Protect children on the move

Transnational Research on Central And South Eastern European Migrant Children in Greece

Research Report

Publishers Mario Project
Author Milligan, Claire and Wagener, Tamo
Zones Albania, Greece, Romania, Bulgaria
Date of publication 2015
Total pages 84
Documents download
DOWNLOAD

This report is part of a wider initiative which seeks to identify migration patterns and
vulnerability factors that put children on the move from and within Central and South
East Europe (C/SEE) at risk. In Greece, the research focused on Albanian, Romanian
and Bulgarian children carrying out economic activities on the streets of Athens and
Thessaloniki.

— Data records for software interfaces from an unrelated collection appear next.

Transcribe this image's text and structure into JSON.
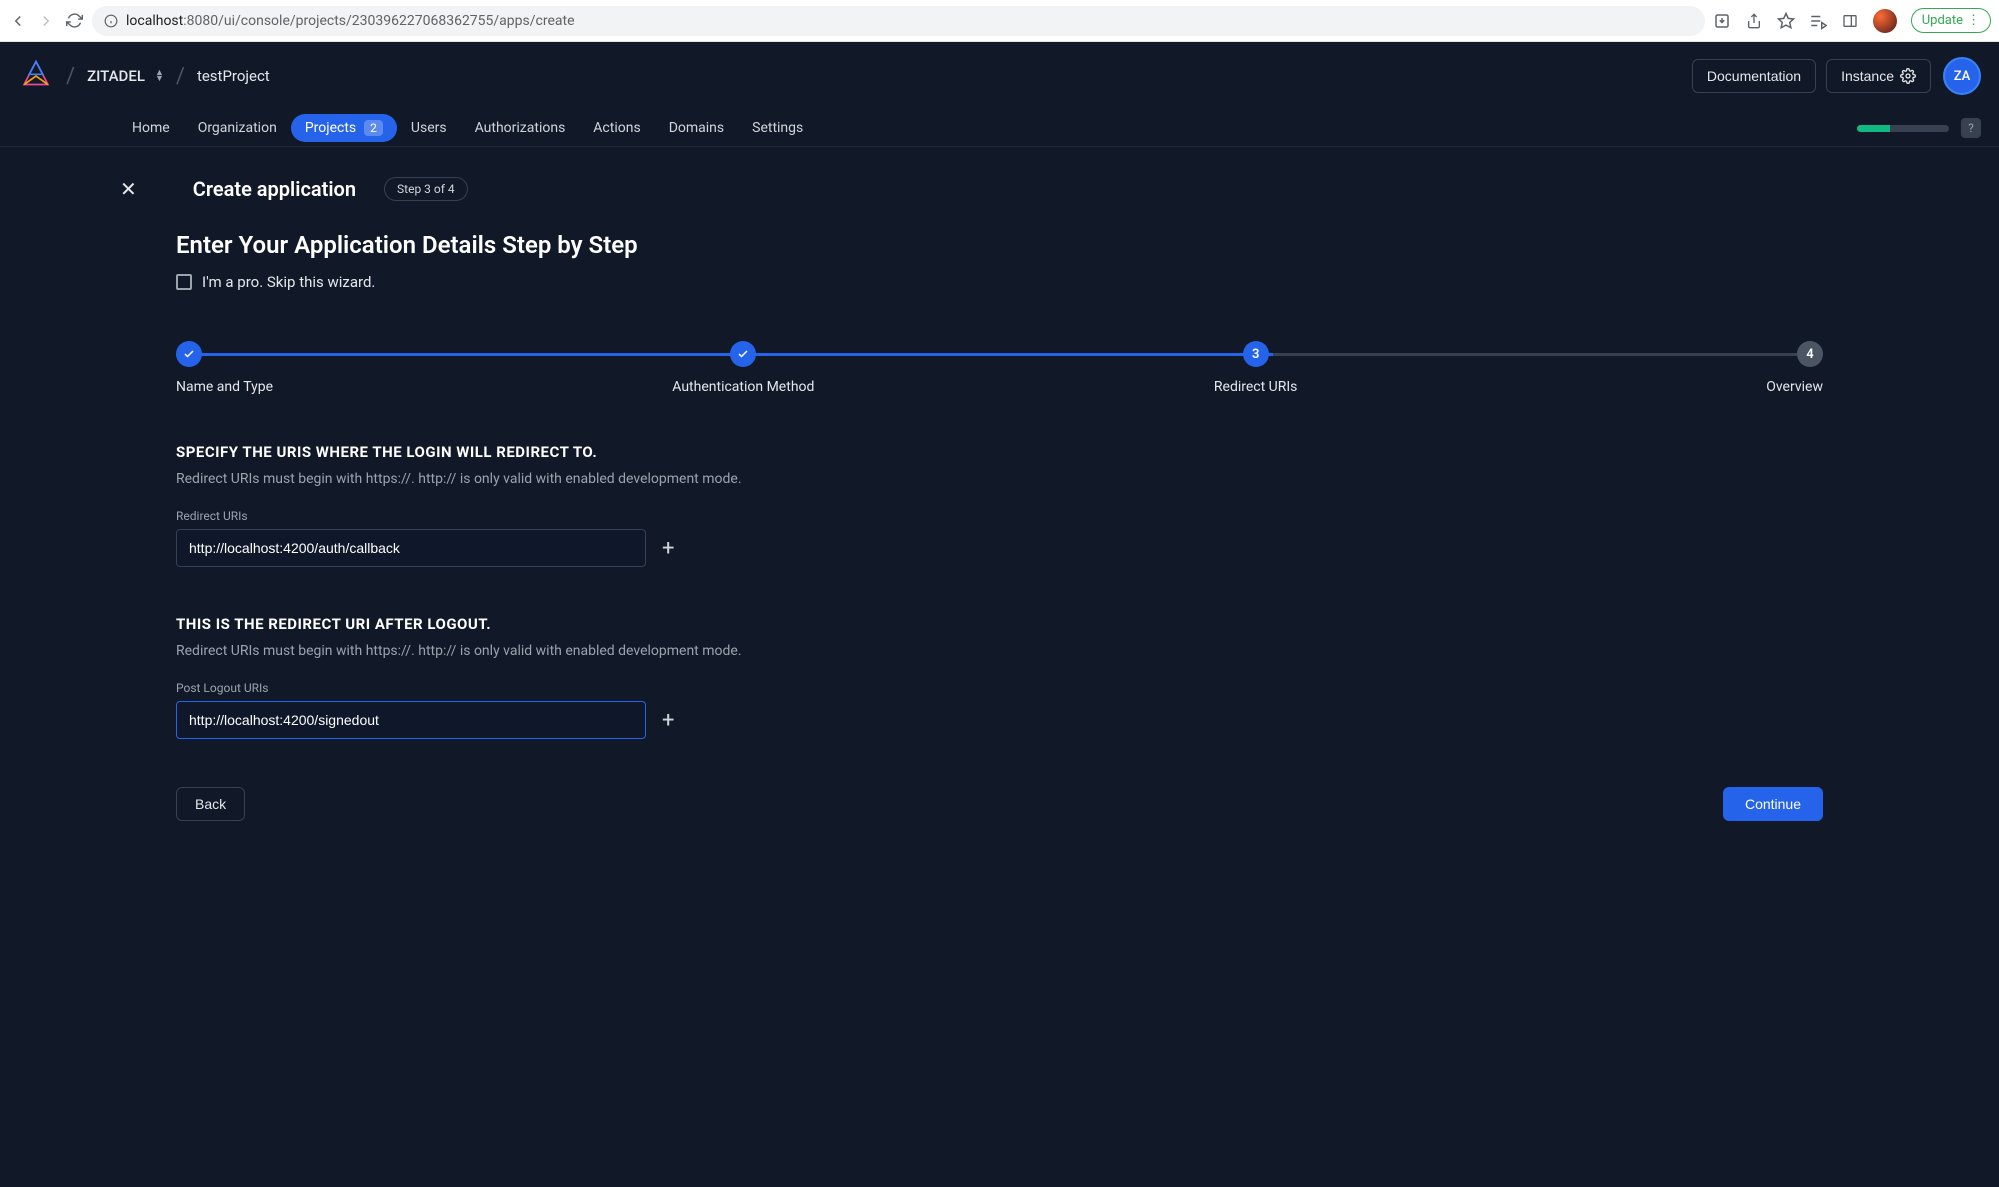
{
  "browser": {
    "url_host": "localhost",
    "url_port_path": ":8080/ui/console/projects/230396227068362755/apps/create",
    "update_label": "Update"
  },
  "header": {
    "org": "ZITADEL",
    "project": "testProject",
    "doc_btn": "Documentation",
    "instance_btn": "Instance",
    "avatar_initials": "ZA"
  },
  "tabs": {
    "home": "Home",
    "organization": "Organization",
    "projects": "Projects",
    "projects_count": "2",
    "users": "Users",
    "authorizations": "Authorizations",
    "actions": "Actions",
    "domains": "Domains",
    "settings": "Settings",
    "help": "?"
  },
  "page": {
    "title": "Create application",
    "step_pill": "Step 3 of 4",
    "subtitle": "Enter Your Application Details Step by Step",
    "skip_label": "I'm a pro. Skip this wizard."
  },
  "stepper": {
    "s1": "Name and Type",
    "s2": "Authentication Method",
    "s3": "Redirect URIs",
    "s3_num": "3",
    "s4": "Overview",
    "s4_num": "4"
  },
  "form": {
    "redirect_title": "SPECIFY THE URIS WHERE THE LOGIN WILL REDIRECT TO.",
    "redirect_desc": "Redirect URIs must begin with https://. http:// is only valid with enabled development mode.",
    "redirect_label": "Redirect URIs",
    "redirect_value": "http://localhost:4200/auth/callback",
    "logout_title": "THIS IS THE REDIRECT URI AFTER LOGOUT.",
    "logout_desc": "Redirect URIs must begin with https://. http:// is only valid with enabled development mode.",
    "logout_label": "Post Logout URIs",
    "logout_value": "http://localhost:4200/signedout"
  },
  "footer": {
    "back": "Back",
    "continue": "Continue"
  }
}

The methodology used included a literature review, direct outreach to these
children and their caregivers for observations and interviews with Government and civil
society stakeholders.


Albanian, Bulgarian and Romanian children working on the streets in Greece appear to be
migrating with their families for economic reasons and are mostly begging, selling small
items, playing music and collecting scrap metal. There is a higher percentage of girls than
boys amongst this population. In general, these are vulnerable families who migrate with
their children and engage in street work as a survival strategy. Nevertheless, during the
course of the research, a few suspected cases of trafficking by organized networks did
arise.


2 main groups of children on the move who engaged in economic activities on the streets
emerged:
– Children who spend the very large majority of their time living and working in Greece,
and who return to their country of origin occasionally for short periods. These children
were found to be mostly Albanian.
– Children who spend more limited periods of time in Greece (usually several months)
and travel to different cities and countries depending on economic opportunities. These
children were found to be mostly Bulgarian (in greater numbers in Thessaloniki) and
Romanian (in greater numbers in Athens).

The main recommendations presented in the report include adopting a holistic child and
family centred approach and developing policies and projects on regional levels that
include mobile, child-friendly and reactive services. Services should include prevention
programmes both in origin and destination countries, which link children and families to
existing services and support their integration into society, notably schools and the labour
market. Not only will these services be beneficial to children, their families, communities
and society as a whole, but the very provision of services will enable more information to
be collected on the ever changing situation of mobile populations. The services themselves
will also benefit from the experience and opinion of children and families on the move
and thus be able to respond to their changing needs whilst also serving as preventative
interventions to ensure their full protection.

Backto top